SAMPLE CHAIN LETTER TEXT
As much as this hurts to do, I have to ask for help.Let me explain ! Im the poorest excuse for a human being ever.Im unemployed, uneducated, and uninsurable.In addition you wont look at me for very long Im unattractive actully down right ugly.I try every day to get a job but at 48 with no skills and no personality all the doors shut.For 35 years I tried to drink myself away, and almost succeded,but even at like the rest of my wortless self I failed. now the Doctors say I have to start cheomtherapy for the liver but I have no insurance.Im not a bad person I dont drink anymore or do bad things. I have thought of things like chain letters and such but I know its wrong and I wont do bad things, but I need help could you please send some money!! anything !! It would help I dont know what else to do but ask.I cant promise anything in return I dont have anything nor does it look like i will . At least its honest im not promising anything or lying !! Please reach into your heart !
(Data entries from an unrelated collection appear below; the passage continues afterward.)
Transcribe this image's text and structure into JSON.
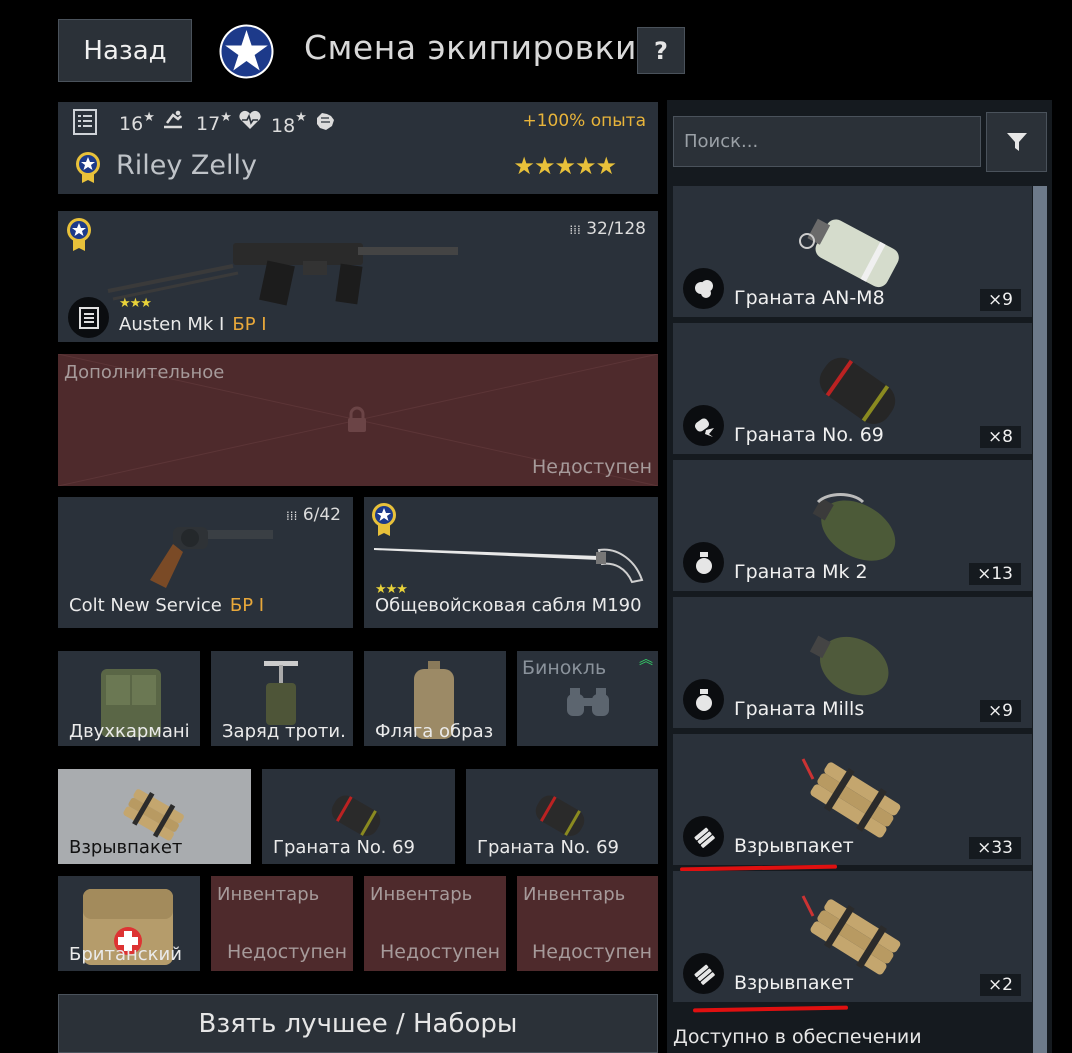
{
  "header": {
    "back_label": "Назад",
    "title": "Смена экипировки",
    "help_label": "?"
  },
  "soldier": {
    "stat1": "16",
    "stat2": "17",
    "stat3": "18",
    "xp_bonus": "+100% опыта",
    "name": "Riley Zelly",
    "rating_stars": 5
  },
  "primary": {
    "name": "Austen Mk I",
    "br": "БР I",
    "ammo": "32/128",
    "stars": 3
  },
  "secondary_slot": {
    "title": "Дополнительное",
    "status": "Недоступен"
  },
  "sidearm": {
    "name": "Colt New Service",
    "br": "БР I",
    "ammo": "6/42"
  },
  "melee": {
    "name": "Общевойсковая сабля M190",
    "stars": 3
  },
  "gear": [
    {
      "label": "Двухкармані"
    },
    {
      "label": "Заряд троти."
    },
    {
      "label": "Фляга образ"
    },
    {
      "label": "Бинокль"
    }
  ],
  "grenades": [
    {
      "label": "Взрывпакет"
    },
    {
      "label": "Граната No. 69"
    },
    {
      "label": "Граната No. 69"
    }
  ],
  "inventory": [
    {
      "label": "Британский"
    },
    {
      "title": "Инвентарь",
      "status": "Недоступен"
    },
    {
      "title": "Инвентарь",
      "status": "Недоступен"
    },
    {
      "title": "Инвентарь",
      "status": "Недоступен"
    }
  ],
  "bottom_button": "Взять лучшее / Наборы",
  "search": {
    "placeholder": "Поиск..."
  },
  "items": [
    {
      "name": "Граната AN-M8",
      "count": "×9"
    },
    {
      "name": "Граната No. 69",
      "count": "×8"
    },
    {
      "name": "Граната Mk 2",
      "count": "×13"
    },
    {
      "name": "Граната Mills",
      "count": "×9"
    },
    {
      "name": "Взрывпакет",
      "count": "×33"
    },
    {
      "name": "Взрывпакет",
      "count": "×2"
    }
  ],
  "available_label": "Доступно в обеспечении",
  "colors": {
    "accent_orange": "#e8a83a",
    "locked_red": "#4e2a2c",
    "panel": "#2a313a",
    "annotation_red": "#e01010"
  }
}
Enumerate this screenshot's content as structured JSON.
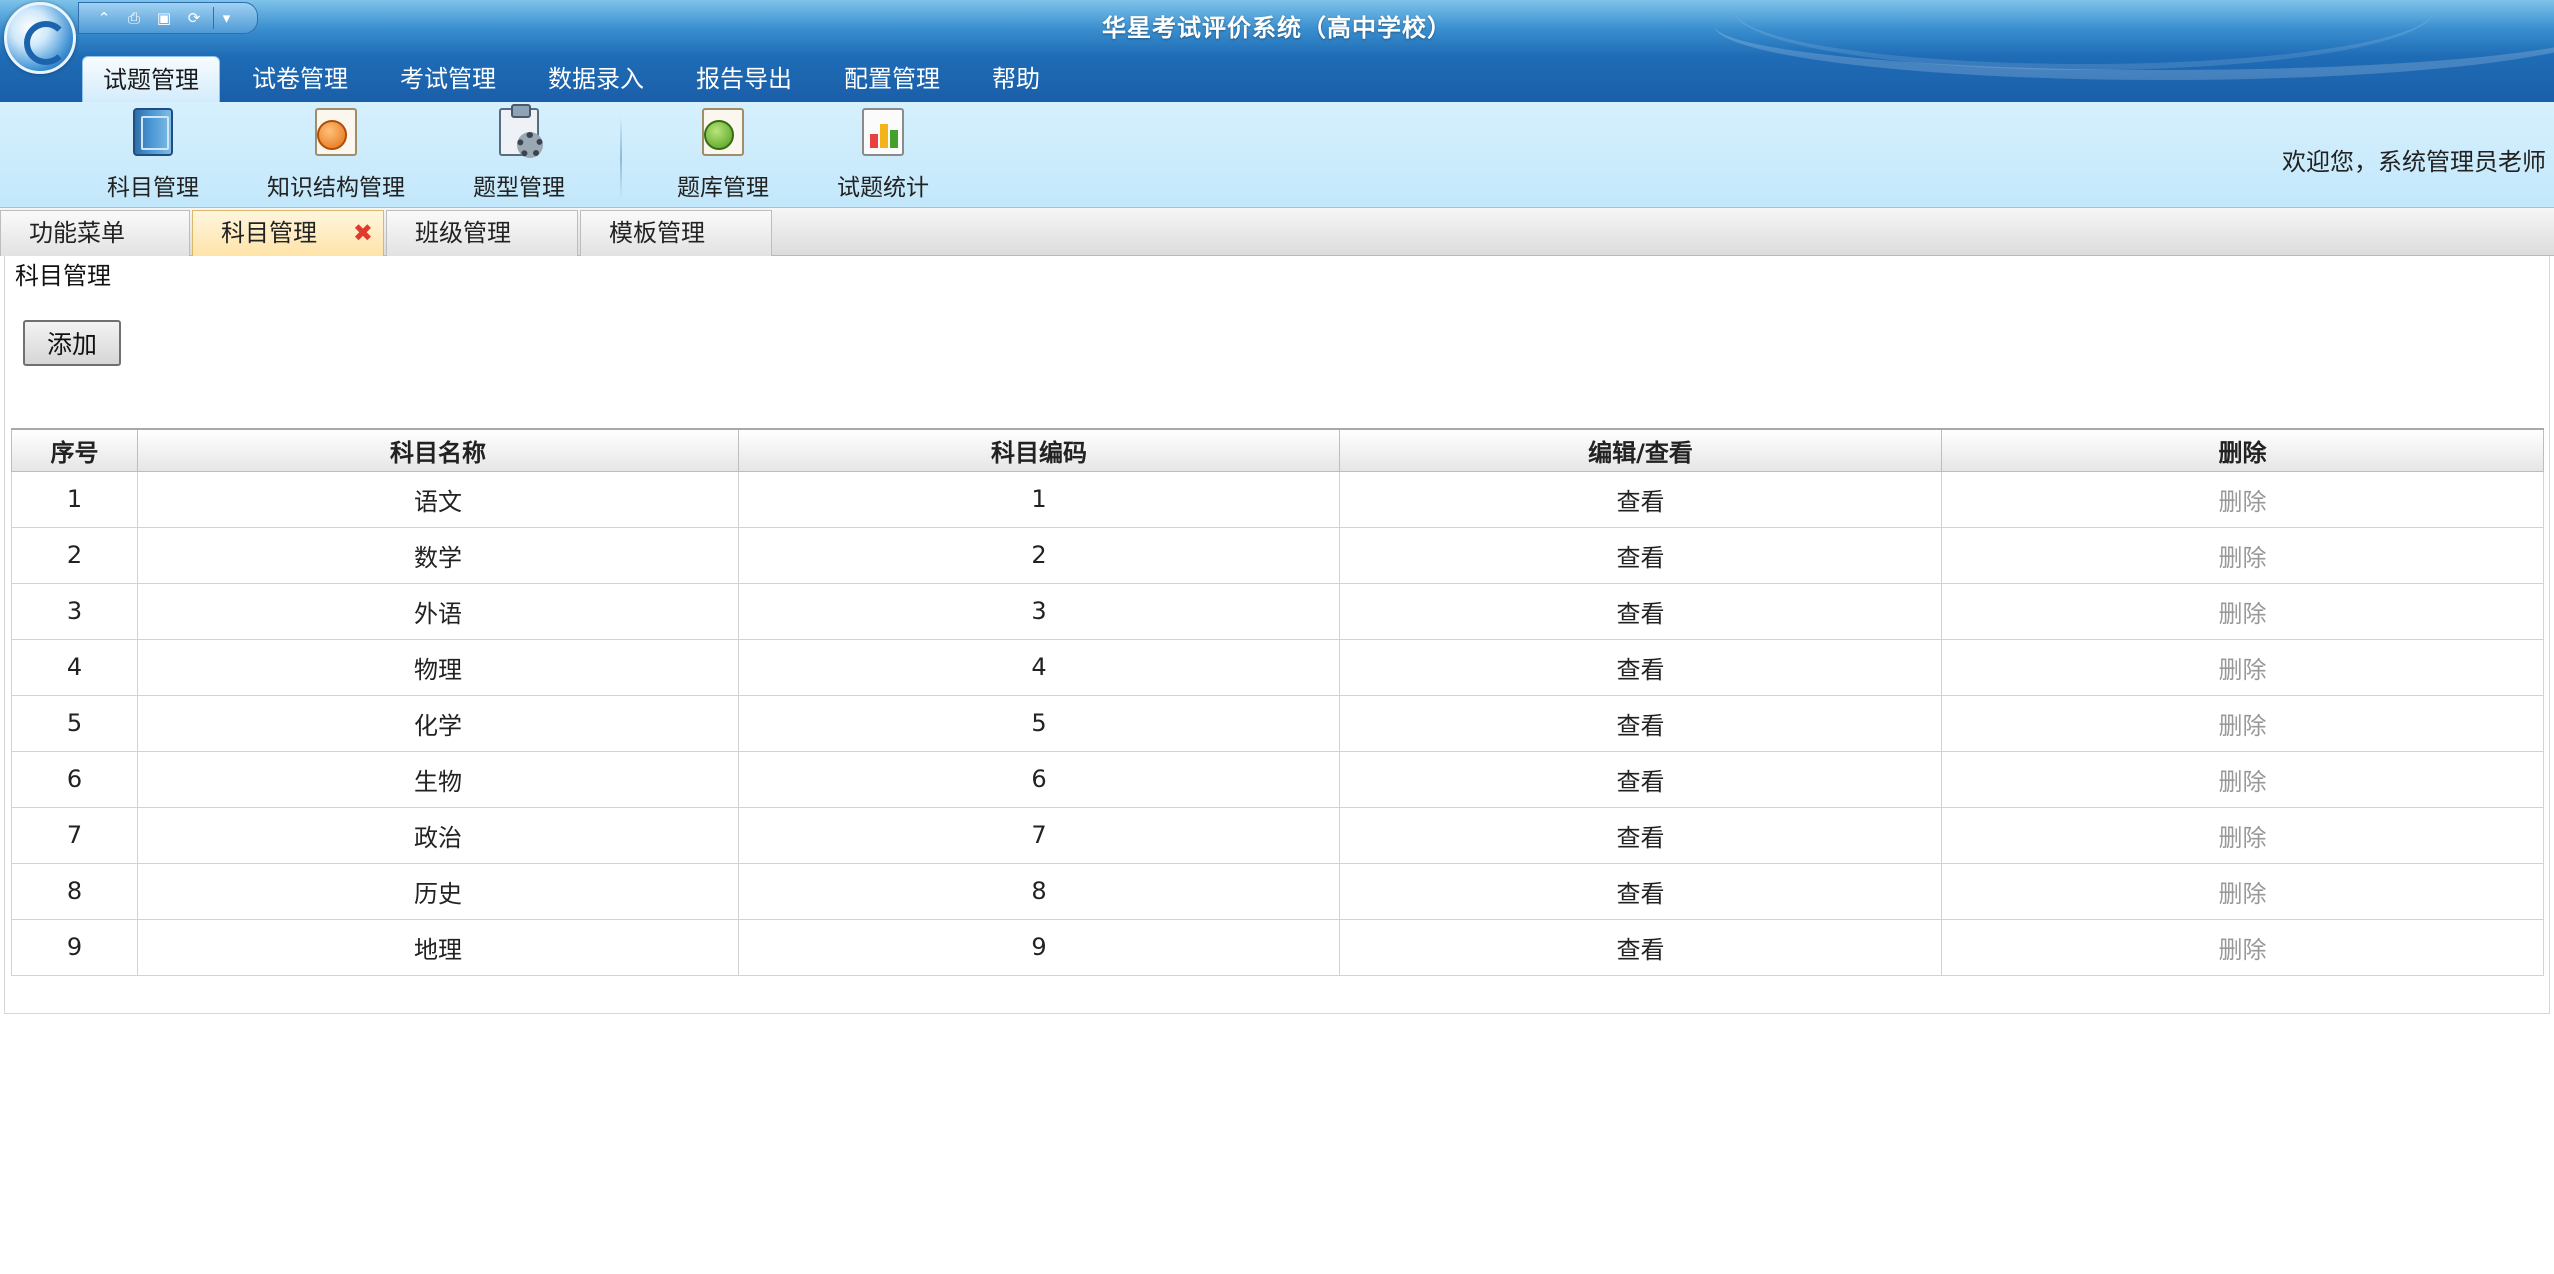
{
  "window": {
    "title": "华星考试评价系统（高中学校）",
    "quick_toolbar": [
      "⌃",
      "⎙",
      "▣",
      "⟳",
      "▾"
    ]
  },
  "ribbon_tabs": [
    {
      "label": "试题管理",
      "active": true
    },
    {
      "label": "试卷管理",
      "active": false
    },
    {
      "label": "考试管理",
      "active": false
    },
    {
      "label": "数据录入",
      "active": false
    },
    {
      "label": "报告导出",
      "active": false
    },
    {
      "label": "配置管理",
      "active": false
    },
    {
      "label": "帮助",
      "active": false
    }
  ],
  "ribbon_buttons": [
    {
      "label": "科目管理",
      "icon": "book-icon"
    },
    {
      "label": "知识结构管理",
      "icon": "knowledge-doc-icon"
    },
    {
      "label": "题型管理",
      "icon": "clipboard-gear-icon"
    },
    {
      "label": "题库管理",
      "icon": "question-bank-icon"
    },
    {
      "label": "试题统计",
      "icon": "bar-chart-icon"
    }
  ],
  "welcome": "欢迎您，系统管理员老师",
  "doc_tabs": [
    {
      "label": "功能菜单",
      "active": false
    },
    {
      "label": "科目管理",
      "active": true,
      "close": "✖"
    },
    {
      "label": "班级管理",
      "active": false
    },
    {
      "label": "模板管理",
      "active": false
    }
  ],
  "panel": {
    "title": "科目管理",
    "add_label": "添加"
  },
  "table": {
    "columns": [
      "序号",
      "科目名称",
      "科目编码",
      "编辑/查看",
      "删除"
    ],
    "rows": [
      {
        "index": "1",
        "name": "语文",
        "code": "1",
        "view": "查看",
        "delete": "删除"
      },
      {
        "index": "2",
        "name": "数学",
        "code": "2",
        "view": "查看",
        "delete": "删除"
      },
      {
        "index": "3",
        "name": "外语",
        "code": "3",
        "view": "查看",
        "delete": "删除"
      },
      {
        "index": "4",
        "name": "物理",
        "code": "4",
        "view": "查看",
        "delete": "删除"
      },
      {
        "index": "5",
        "name": "化学",
        "code": "5",
        "view": "查看",
        "delete": "删除"
      },
      {
        "index": "6",
        "name": "生物",
        "code": "6",
        "view": "查看",
        "delete": "删除"
      },
      {
        "index": "7",
        "name": "政治",
        "code": "7",
        "view": "查看",
        "delete": "删除"
      },
      {
        "index": "8",
        "name": "历史",
        "code": "8",
        "view": "查看",
        "delete": "删除"
      },
      {
        "index": "9",
        "name": "地理",
        "code": "9",
        "view": "查看",
        "delete": "删除"
      }
    ]
  },
  "colors": {
    "title_blue": "#1f6cb6",
    "ribbon_bg": "#c3e8fb",
    "active_doc_tab": "#ffe3a8",
    "close_red": "#e23a2a",
    "disabled_text": "#999999"
  }
}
you will really be helping just one person. here is my name and adress.If you like,include your E-mail adress and I do promise to tell you how much money is sent
Thank You For Listnening
END CHAIN LETTER TEXT
Unfortunately, e-beggars are a growing occurrence - some real, some scams, all of questionable value. The first noteworthy example was the March, 2002, request from Honey Starr. In July, 2002, Maria Serban left many scratching their heads with her request for money to buy a computer.
Mr. Mangold's proposal originated in August, 2002, supposedly from email@example.com, a free e-mail account provided by a Spanish-language web portal based in Miami, Florida. Chain letters like this one are expressly forbidden in 123.com's terms of services. Consequences range from termination of services to invoicing the violator for costs incurred from the unauthorized use of their services. Not surprisingly, mail to the account bounces as undeliverable (either bogus from the start, or shut down for violations).
Another major problem is that what he is asking is basically illegal. He requests you send your assistance to a post office box in Chicago, Illinois. United States postal regulations prohibit individuals from soliciting money via postal mail without offering something of comparable value in return. Additionally, any money received is considered income by the Internal Revenue Service and is subject to taxation.
BreakTheChain.org recommends against responding to or participating in letters like this one in any way. Even if it is true (and there is definitely the possibility that it is a scam), it will most likely make the person's situation worse rather than better. Break this Chain.